That meant that within only a few weeks, USF researchers developed the plans for 3-D printed COVID testing swabs and began production.

USF researchers produced the swabs on 3-D printers from Formlabs using photoreactive resin developed by Formlabs that is autoclavable (so the swabs could be sterilized) and FDA-cleared for patient contact for up to 48 hours.

In addition, USF Health knew that Formlabs printers are commonly used in health care systems around the world. USF Health reached out to Formlabs to ensure they had an adequate supply of resin for printing large numbers of swabs.

Once production of swabs ramped up in the USF Health 3-D lab, employees were working nearly around the clock and slept in the lab, Ford said.

“That was painful,” Ford said. “For the first 200 days that we worked, we would only come home to shower. We didn’t have a weekend. For 200 days straight, we worked through. We ended up locally making about 100,000 [swabs] just for our medical system … We were trying to develop the best methods of post processing because you print them; then you have to wash them in isopropyl alcohol; then you have to UV cure them; then you have to autoclave them.

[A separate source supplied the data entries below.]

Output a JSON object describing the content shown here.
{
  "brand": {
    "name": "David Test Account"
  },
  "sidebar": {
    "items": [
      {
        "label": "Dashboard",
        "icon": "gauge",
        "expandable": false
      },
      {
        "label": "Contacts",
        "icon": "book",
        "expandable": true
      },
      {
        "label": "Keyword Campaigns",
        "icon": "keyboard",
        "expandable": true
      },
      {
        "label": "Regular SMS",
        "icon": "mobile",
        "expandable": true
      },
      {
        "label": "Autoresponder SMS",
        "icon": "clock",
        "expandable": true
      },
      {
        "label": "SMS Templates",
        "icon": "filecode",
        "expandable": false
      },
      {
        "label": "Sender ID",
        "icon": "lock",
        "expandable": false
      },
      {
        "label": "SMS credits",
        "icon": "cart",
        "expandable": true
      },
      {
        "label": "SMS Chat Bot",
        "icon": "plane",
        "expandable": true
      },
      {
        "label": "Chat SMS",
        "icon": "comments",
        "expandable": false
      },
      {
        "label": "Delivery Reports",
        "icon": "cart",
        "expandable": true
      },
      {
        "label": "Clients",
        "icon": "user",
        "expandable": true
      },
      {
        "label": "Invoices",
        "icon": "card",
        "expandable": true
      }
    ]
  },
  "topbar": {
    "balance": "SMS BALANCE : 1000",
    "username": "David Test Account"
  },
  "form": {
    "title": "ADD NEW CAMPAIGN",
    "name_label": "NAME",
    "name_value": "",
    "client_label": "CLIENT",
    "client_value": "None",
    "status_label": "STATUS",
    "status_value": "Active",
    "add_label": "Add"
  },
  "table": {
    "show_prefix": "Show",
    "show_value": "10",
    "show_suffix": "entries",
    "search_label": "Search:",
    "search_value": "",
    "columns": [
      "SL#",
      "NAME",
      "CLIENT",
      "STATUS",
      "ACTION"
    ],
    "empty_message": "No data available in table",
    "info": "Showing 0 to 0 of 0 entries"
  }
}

We were working out that process and were working out the distribution process.”

Burning the candle at both ends

While devoting as much time as possible to producing nasal swabs, Ford and colleague Dr. Summer Decker, director of the 3D Clinical Applications Division in the USF Health Morsani College of Medicine, still had their regular job responsibilities printing models and tools for surgeons.

“We also had our day job, which didn’t stop,” Ford said. “All of a sudden, between May and July, we just got slammed with our clinical caseload for facial traumas. People were either driving too fast and getting facial traumas or they were getting in fights.”

Ford also had to deliver lectures to medical students on imaging anatomy during the same time.

Normally, medical school students would assist Ford and Decker in the 3-D lab, but the students weren’t allowed into the building because of COVID, Ford said. On occasion, surgeons, who were unable to perform their elective procedures during the pandemic, would volunteer to assist with 3-D printing tasks.

Their workload only recently let up as adequate supplies of commercially produced nasal swabs once again became available, which eliminated the need for USF to print their own.

“As of this month, I have stopped, thank goodness,” Ford said during an early May interview. “I have a huge stockpile, and they have a decent shelf life if you keep them out of the light.”

Ford said that developing and producing the swabs was a team effort and he is grateful for everyone that contributed and provided assistance.

Bruce Geiselman, senior staff reporter

[email protected]


University of South Florida Health, Department of Radiology, Division of 3D Clinical Applications, Tampa, Fla., email: [email protected],

About the Author

Bruce Geiselman | Senior Staff Reporter

Senior Staff Reporter Bruce Geiselman covers extrusion, blow molding, additive manufacturing, automation and end markets including automotive and packaging. He also writes features, including In Other Words and Problem Solved, for Plastics Machinery & Manufacturing, Plastics Recycling and The Journal of Blow Molding. He has extensive experience in daily and magazine journalism.